Exercise directions: What lines in the following entries hold the word "Font"? Copy each one.
Input data Start Marker
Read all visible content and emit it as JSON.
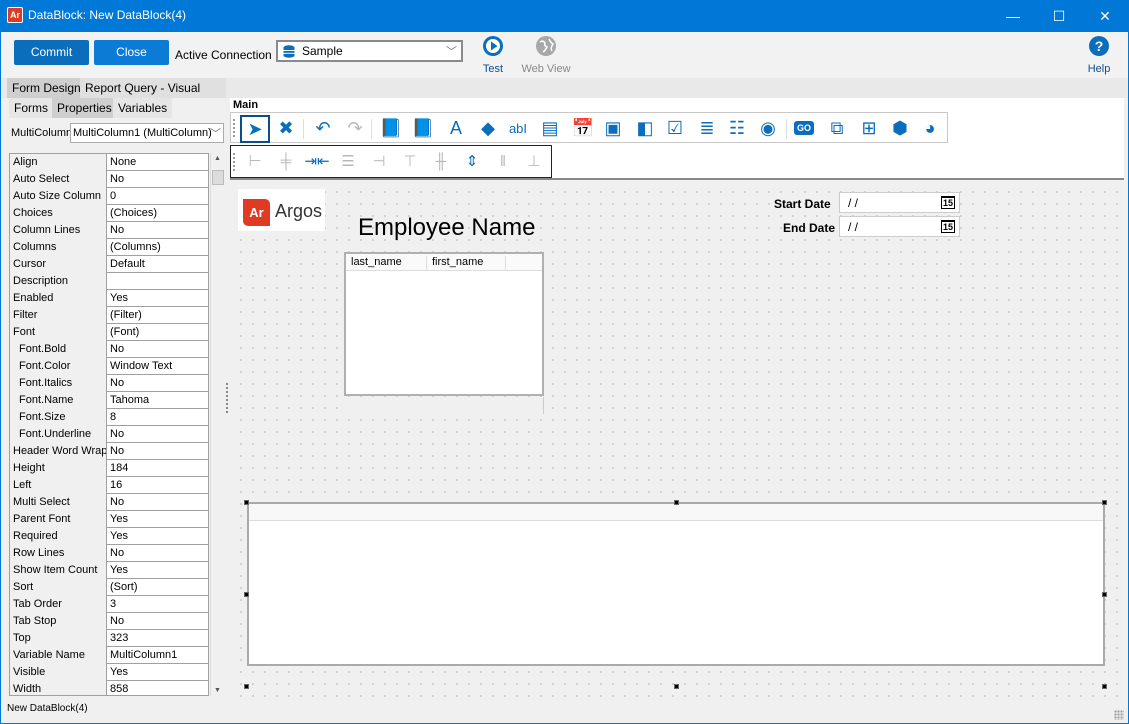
{
  "window": {
    "app_icon": "Ar",
    "title": "DataBlock: New DataBlock(4)",
    "controls": {
      "minimize": "—",
      "maximize": "☐",
      "close": "✕"
    }
  },
  "toolbar": {
    "commit_label": "Commit",
    "close_label": "Close",
    "active_connection_label": "Active Connection",
    "connection_value": "Sample",
    "test_label": "Test",
    "webview_label": "Web View",
    "help_label": "Help"
  },
  "tabs": [
    {
      "label": "Form Design",
      "active": true
    },
    {
      "label": "Report Query - Visual Design",
      "active": false
    }
  ],
  "left_panel": {
    "subtabs": [
      {
        "label": "Forms",
        "active": false
      },
      {
        "label": "Properties",
        "active": true
      },
      {
        "label": "Variables",
        "active": false
      }
    ],
    "object_type_label": "MultiColumn",
    "object_selected": "MultiColumn1 (MultiColumn)",
    "properties": [
      {
        "name": "Align",
        "value": "None"
      },
      {
        "name": "Auto Select",
        "value": "No"
      },
      {
        "name": "Auto Size Column",
        "value": "0"
      },
      {
        "name": "Choices",
        "value": "(Choices)"
      },
      {
        "name": "Column Lines",
        "value": "No"
      },
      {
        "name": "Columns",
        "value": "(Columns)"
      },
      {
        "name": "Cursor",
        "value": "Default"
      },
      {
        "name": "Description",
        "value": ""
      },
      {
        "name": "Enabled",
        "value": "Yes"
      },
      {
        "name": "Filter",
        "value": "(Filter)"
      },
      {
        "name": "Font",
        "value": "(Font)"
      },
      {
        "name": "Font.Bold",
        "value": "No",
        "sub": true
      },
      {
        "name": "Font.Color",
        "value": "Window Text",
        "sub": true
      },
      {
        "name": "Font.Italics",
        "value": "No",
        "sub": true
      },
      {
        "name": "Font.Name",
        "value": "Tahoma",
        "sub": true
      },
      {
        "name": "Font.Size",
        "value": "8",
        "sub": true
      },
      {
        "name": "Font.Underline",
        "value": "No",
        "sub": true
      },
      {
        "name": "Header Word Wrap",
        "value": "No"
      },
      {
        "name": "Height",
        "value": "184"
      },
      {
        "name": "Left",
        "value": "16"
      },
      {
        "name": "Multi Select",
        "value": "No"
      },
      {
        "name": "Parent Font",
        "value": "Yes"
      },
      {
        "name": "Required",
        "value": "Yes"
      },
      {
        "name": "Row Lines",
        "value": "No"
      },
      {
        "name": "Show Item Count",
        "value": "Yes"
      },
      {
        "name": "Sort",
        "value": "(Sort)"
      },
      {
        "name": "Tab Order",
        "value": "3"
      },
      {
        "name": "Tab Stop",
        "value": "No"
      },
      {
        "name": "Top",
        "value": "323"
      },
      {
        "name": "Variable Name",
        "value": "MultiColumn1"
      },
      {
        "name": "Visible",
        "value": "Yes"
      },
      {
        "name": "Width",
        "value": "858"
      }
    ]
  },
  "designer": {
    "toolbar_title": "Main",
    "tools_row1": [
      {
        "name": "pointer-tool",
        "glyph": "➤",
        "active": true
      },
      {
        "name": "delete-tool",
        "glyph": "✖"
      },
      {
        "name": "undo-tool",
        "glyph": "↶"
      },
      {
        "name": "redo-tool",
        "glyph": "↷",
        "disabled": true
      },
      {
        "name": "new-form-tool",
        "glyph": "📘"
      },
      {
        "name": "form-tool",
        "glyph": "📘"
      },
      {
        "name": "label-tool",
        "glyph": "A"
      },
      {
        "name": "shapes-tool",
        "glyph": "◆"
      },
      {
        "name": "textbox-tool",
        "glyph": "abI"
      },
      {
        "name": "memo-tool",
        "glyph": "▤"
      },
      {
        "name": "date-tool",
        "glyph": "📅"
      },
      {
        "name": "image-tool",
        "glyph": "▣"
      },
      {
        "name": "dropdown-tool",
        "glyph": "◧"
      },
      {
        "name": "checkbox-tool",
        "glyph": "☑"
      },
      {
        "name": "listbox-tool",
        "glyph": "≣"
      },
      {
        "name": "multicolumn-tool",
        "glyph": "☷"
      },
      {
        "name": "radio-tool",
        "glyph": "◉"
      },
      {
        "name": "button-tool",
        "glyph": "GO"
      },
      {
        "name": "group-tool",
        "glyph": "⧉"
      },
      {
        "name": "panel-tool",
        "glyph": "⊞"
      },
      {
        "name": "cube-tool",
        "glyph": "⬢"
      },
      {
        "name": "chart-tool",
        "glyph": "◕"
      }
    ],
    "tools_row2": [
      {
        "name": "align-left-tool",
        "glyph": "⊢"
      },
      {
        "name": "align-center-tool",
        "glyph": "╪"
      },
      {
        "name": "center-horizontal-tool",
        "glyph": "⇥⇤",
        "enabled": true
      },
      {
        "name": "same-width-tool",
        "glyph": "☰"
      },
      {
        "name": "align-right-tool",
        "glyph": "⊣"
      },
      {
        "name": "align-top-tool",
        "glyph": "⊤"
      },
      {
        "name": "align-middle-tool",
        "glyph": "╫"
      },
      {
        "name": "center-vertical-tool",
        "glyph": "⇕",
        "enabled": true
      },
      {
        "name": "same-height-tool",
        "glyph": "‖"
      },
      {
        "name": "align-bottom-tool",
        "glyph": "⊥"
      }
    ],
    "form": {
      "logo_mark": "Ar",
      "logo_text": "Argos",
      "heading": "Employee Name",
      "columns": [
        "last_name",
        "first_name"
      ],
      "start_date_label": "Start Date",
      "start_date_value": "/ /",
      "end_date_label": "End Date",
      "end_date_value": "/ /",
      "calendar_glyph": "15"
    }
  },
  "status_bar": {
    "text": "New DataBlock(4)"
  }
}
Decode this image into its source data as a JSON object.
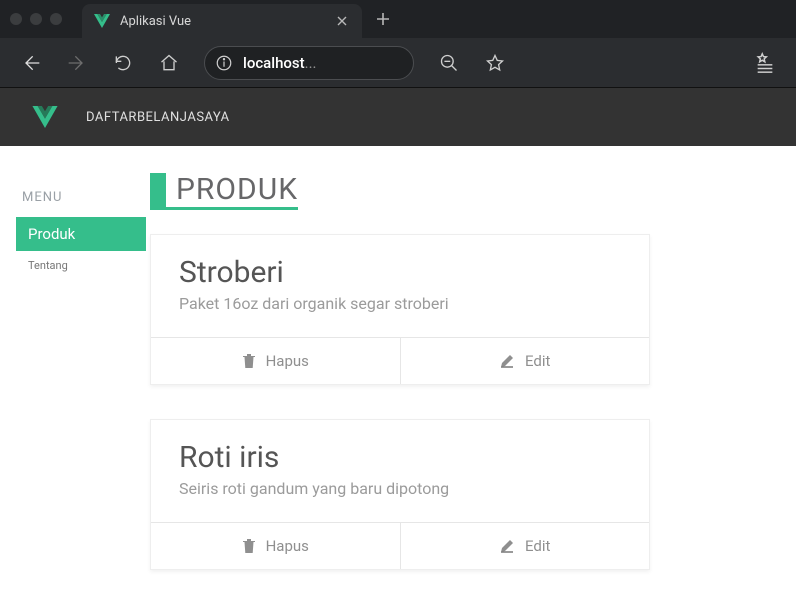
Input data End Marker
Answer to this exercise:
        "name": "Font",
        "value": "(Font)"
        "name": "Font.Bold",
        "name": "Font.Color",
        "name": "Font.Italics",
        "name": "Font.Name",
        "name": "Font.Size",
        "name": "Font.Underline",
        "name": "Parent Font",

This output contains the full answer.